The Symbiotic Relationship of Probiotics and Prebiotics
If you want to improve your gut health or maintain the good gut health you already have, there are two things you must do – consume probiotic foods and prebiotics foods. These are best consumed together, creating what is now being called “symbiotic foods.” This is easier than it sounds and will make your meals tastier and more enjoyable.
Probiotic foods contain beneficial organisms that help our gut perform its duties and have amazing health benefits for us. Prebiotics are types of fibre like inulin, resistant starch, GOS, and FOS that help feed our good bacteria.
We have two types of bacteria strains in our gut: residential and transient. Residential bacteria strains are the bacteria that live in our gut naturally and we want them re-populate to stay healthy. Transient strains of bacteria pass through us (usually within 3 days), but while they are there, they help the gut do its work to keep us healthy. Bacteria are more communal than competitive my friends!
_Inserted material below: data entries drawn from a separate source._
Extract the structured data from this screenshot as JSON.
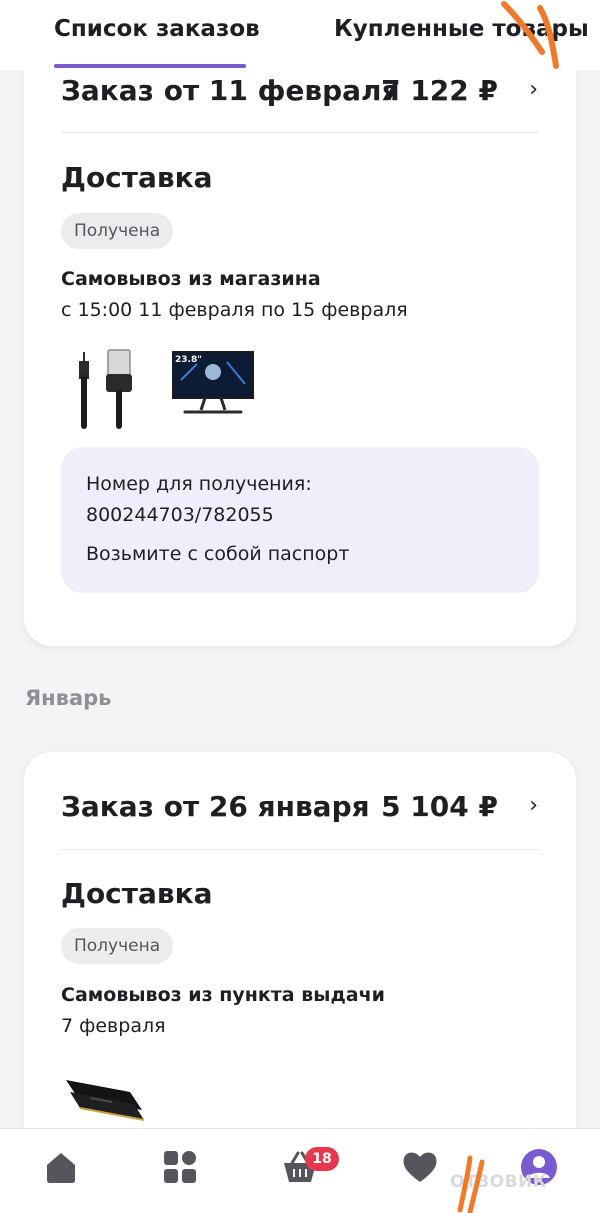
{
  "tabs": [
    {
      "label": "Список заказов",
      "active": true
    },
    {
      "label": "Купленные товары",
      "active": false
    }
  ],
  "orders": [
    {
      "title": "Заказ от 11 февраля",
      "price": "7 122 ₽",
      "delivery_title": "Доставка",
      "status": "Получена",
      "pickup_type": "Самовывоз из магазина",
      "pickup_date": "с 15:00 11 февраля по 15 февраля",
      "products": [
        "usb-cable",
        "monitor"
      ],
      "monitor_label": "23.8\"",
      "pickup_info": {
        "label": "Номер для получения:",
        "number": "800244703/782055",
        "note": "Возьмите с собой паспорт"
      }
    },
    {
      "title": "Заказ от 26 января",
      "price": "5 104 ₽",
      "delivery_title": "Доставка",
      "status": "Получена",
      "pickup_type": "Самовывоз из пункта выдачи",
      "pickup_date": "7 февраля",
      "products": [
        "ram-module"
      ]
    }
  ],
  "month_label": "Январь",
  "bottom_nav": {
    "items": [
      "home-icon",
      "catalog-icon",
      "cart-icon",
      "heart-icon",
      "profile-icon"
    ],
    "cart_count": "18"
  },
  "watermark": "ОТЗОВИК",
  "colors": {
    "accent": "#7a5bcf",
    "badge_red": "#e5394f",
    "info_bg": "#f1edfb",
    "nav_icon": "#55555c",
    "scribble": "#f07a2c"
  }
}
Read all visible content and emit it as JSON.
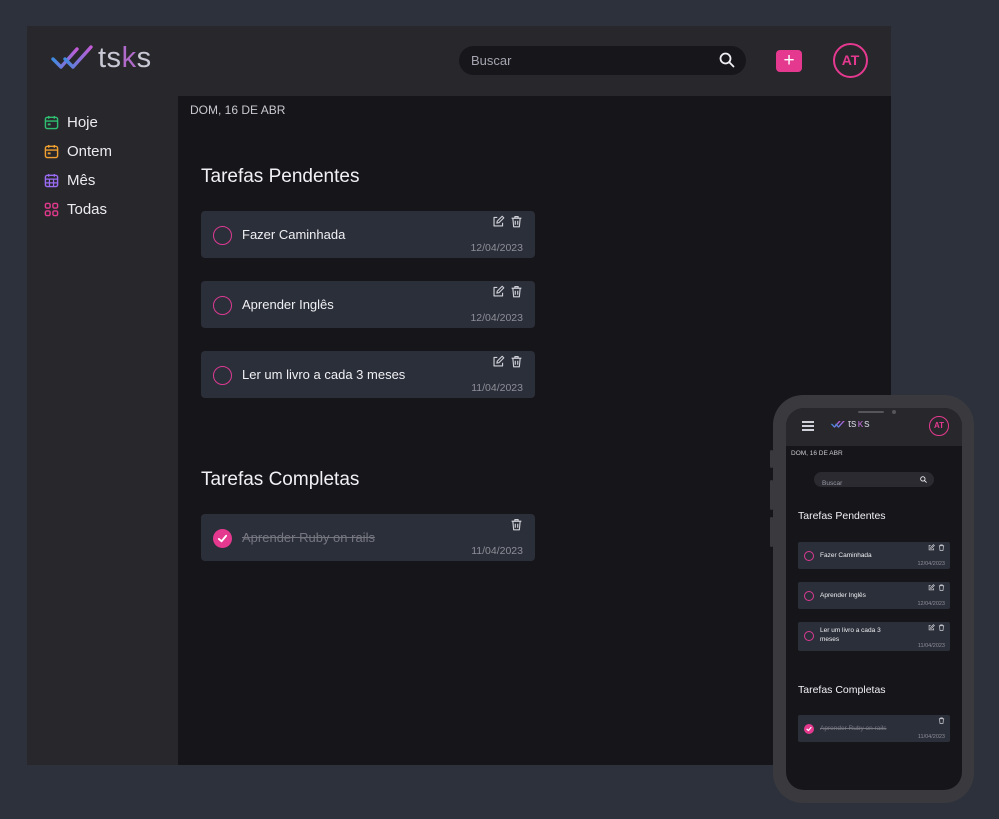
{
  "app": {
    "logo": {
      "prefix": "ts",
      "k": "k",
      "suffix": "s"
    },
    "search_placeholder": "Buscar",
    "add_label": "+",
    "avatar": "AT"
  },
  "sidebar": {
    "items": [
      {
        "label": "Hoje",
        "icon": "calendar-icon",
        "color": "#2fbf71"
      },
      {
        "label": "Ontem",
        "icon": "calendar-icon",
        "color": "#f0a030"
      },
      {
        "label": "Mês",
        "icon": "calendar-grid-icon",
        "color": "#9b6cf5"
      },
      {
        "label": "Todas",
        "icon": "grid-icon",
        "color": "#e5398f"
      }
    ]
  },
  "main": {
    "date": "DOM, 16 DE ABR",
    "pending_title": "Tarefas Pendentes",
    "completed_title": "Tarefas Completas",
    "pending": [
      {
        "title": "Fazer Caminhada",
        "date": "12/04/2023"
      },
      {
        "title": "Aprender Inglês",
        "date": "12/04/2023"
      },
      {
        "title": "Ler um livro a cada 3 meses",
        "date": "11/04/2023"
      }
    ],
    "completed": [
      {
        "title": "Aprender Ruby on rails",
        "date": "11/04/2023"
      }
    ]
  },
  "phone": {
    "logo": {
      "prefix": "ts",
      "k": "k",
      "suffix": "s"
    },
    "avatar": "AT",
    "date": "DOM, 16 DE ABR",
    "search_placeholder": "Buscar",
    "pending_title": "Tarefas Pendentes",
    "completed_title": "Tarefas Completas",
    "pending": [
      {
        "title": "Fazer Caminhada",
        "date": "12/04/2023"
      },
      {
        "title": "Aprender Inglês",
        "date": "12/04/2023"
      },
      {
        "title": "Ler um livro a cada 3 meses",
        "date": "11/04/2023"
      }
    ],
    "completed": [
      {
        "title": "Aprender Ruby on rails",
        "date": "11/04/2023"
      }
    ]
  },
  "colors": {
    "accent": "#e5398f",
    "background": "#2c313c",
    "panel": "#28282c",
    "content": "#16161a",
    "card": "#2b2f39"
  }
}
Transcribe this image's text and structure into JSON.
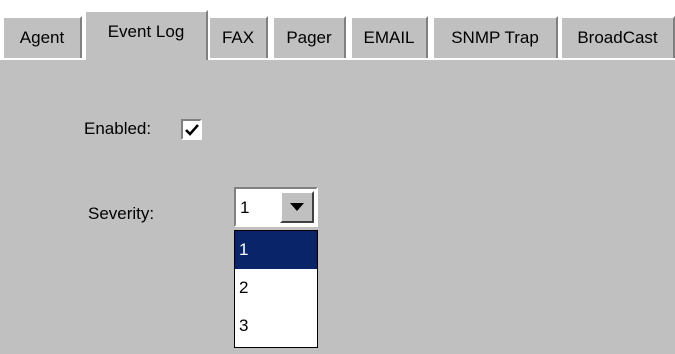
{
  "tabs": [
    {
      "label": "Agent",
      "active": false
    },
    {
      "label": "Event Log",
      "active": true
    },
    {
      "label": "FAX",
      "active": false
    },
    {
      "label": "Pager",
      "active": false
    },
    {
      "label": "EMAIL",
      "active": false
    },
    {
      "label": "SNMP Trap",
      "active": false
    },
    {
      "label": "BroadCast",
      "active": false
    }
  ],
  "form": {
    "enabled_label": "Enabled:",
    "enabled_checked": true,
    "severity_label": "Severity:",
    "severity_value": "1",
    "severity_options": [
      {
        "label": "1",
        "selected": true
      },
      {
        "label": "2",
        "selected": false
      },
      {
        "label": "3",
        "selected": false
      }
    ]
  },
  "colors": {
    "panel_bg": "#c0c0c0",
    "selection_bg": "#0a246a"
  },
  "icons": {
    "checkbox_mark": "checkmark-icon",
    "dropdown": "chevron-down-icon"
  }
}
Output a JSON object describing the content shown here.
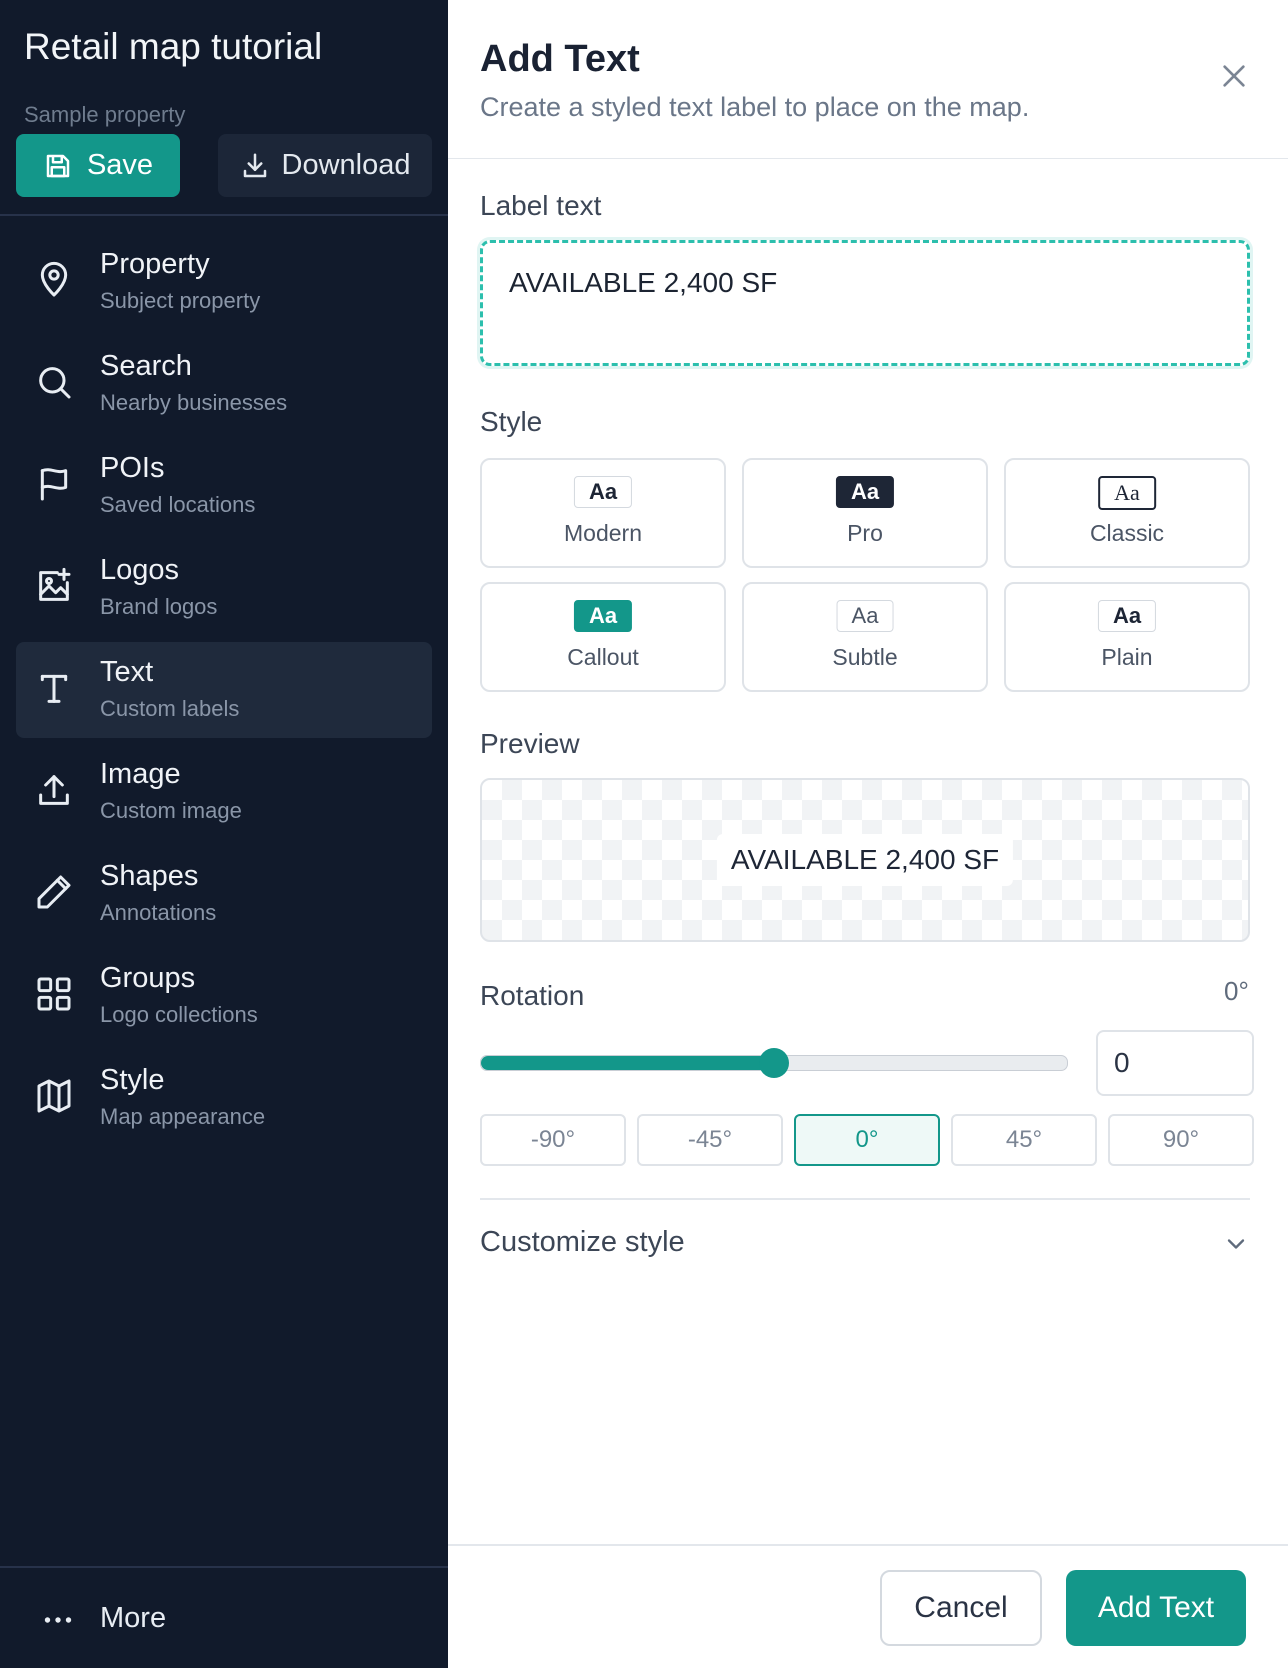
{
  "sidebar": {
    "title": "Retail map tutorial",
    "subtitle": "Sample property",
    "save_label": "Save",
    "download_label": "Download",
    "items": [
      {
        "label": "Property",
        "sub": "Subject property",
        "icon": "map-pin-icon"
      },
      {
        "label": "Search",
        "sub": "Nearby businesses",
        "icon": "search-icon"
      },
      {
        "label": "POIs",
        "sub": "Saved locations",
        "icon": "flag-icon"
      },
      {
        "label": "Logos",
        "sub": "Brand logos",
        "icon": "image-plus-icon"
      },
      {
        "label": "Text",
        "sub": "Custom labels",
        "icon": "text-icon",
        "active": true
      },
      {
        "label": "Image",
        "sub": "Custom image",
        "icon": "upload-icon"
      },
      {
        "label": "Shapes",
        "sub": "Annotations",
        "icon": "pencil-icon"
      },
      {
        "label": "Groups",
        "sub": "Logo collections",
        "icon": "grid-icon"
      },
      {
        "label": "Style",
        "sub": "Map appearance",
        "icon": "map-icon"
      }
    ],
    "more_label": "More"
  },
  "panel": {
    "title": "Add Text",
    "subtitle": "Create a styled text label to place on the map.",
    "label_text_heading": "Label text",
    "label_text_value": "AVAILABLE 2,400 SF",
    "style_heading": "Style",
    "styles": [
      {
        "chip": "Aa",
        "name": "Modern"
      },
      {
        "chip": "Aa",
        "name": "Pro"
      },
      {
        "chip": "Aa",
        "name": "Classic"
      },
      {
        "chip": "Aa",
        "name": "Callout"
      },
      {
        "chip": "Aa",
        "name": "Subtle"
      },
      {
        "chip": "Aa",
        "name": "Plain"
      }
    ],
    "preview_heading": "Preview",
    "preview_text": "AVAILABLE 2,400 SF",
    "rotation_heading": "Rotation",
    "rotation_display": "0°",
    "rotation_input": "0",
    "rotation_slider_fraction": 0.5,
    "rotation_presets": [
      "-90°",
      "-45°",
      "0°",
      "45°",
      "90°"
    ],
    "rotation_active_preset": "0°",
    "customize_label": "Customize style",
    "cancel_label": "Cancel",
    "add_label": "Add Text"
  },
  "colors": {
    "sidebar_bg": "#111a2b",
    "accent": "#13978a",
    "active_item_bg": "#1f2a3c"
  }
}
You’ve likely heard a lot about the benefits of probiotics. Some examples of probiotic foods are sauerkraut, kimchi, kombucha, yogurt, kefir, miso, natto, pure apple cider vinegar, true balsamic vinegar, wine, unpasteurized beer, and crème fraiche. In order to deliver beneficial organisms from fermented foods to the gut as well as the enzymes these foods also contain, make sure that these are unpasteurized. Probiotic foods contain the transient bacteria.
Why not just take a probiotic capsule? Probiotic capsules are far less effective at helping your beneficial bacteria compared to fermented foods. Part of the reason is that fermented foods often also contain the prebiotics to help good bacteria thrive.
We need prebiotics to feed and increase our residential bacteria and help our transient bacteria thrive as they move through the body. Prebiotic foods include garlic, onions, beans, lentils, citrus fruits, pears, apples, bananas, berries, almonds, Jerusalem Artichokes, chicory, and broccoli. These contain soluble fibres like inulin and FOS. Prebiotics also includes resistant starch found in legumes, potatoes, wheat, corn, rye, barley, rice, spelt, kamut, and other grains as well as GOS is found in dairy products. And….honey is prebiotic. Yes, you read correctly – honey! Oh, and get ready…the news you’ve been waiting for…chocolate is prebiotic!
The list of foods that are prebiotic is going to expand as research continues. It could turn out that all whole foods have some prebiotic benefit, but we do not know that yet.
Prebiotics are not just food for good bacteria. They also enhance the absorption of calcium and magnesium and are involved in appetite regulation as well as lipid metabolism. As research continues, it is even more fascinating how these simple substances in food, and together with our good bacteria, are involved in a complex relationship to help us be healthy.
Consuming prebiotics with probiotics can be as simple as mixing banana slices into your yogurt or serving sauerkraut with a meal that contains garlic and onions. Maybe this is why we traditionally constructed meals as we did.
Check out my hearty vegetable curry stew – a great source of prebiotic food!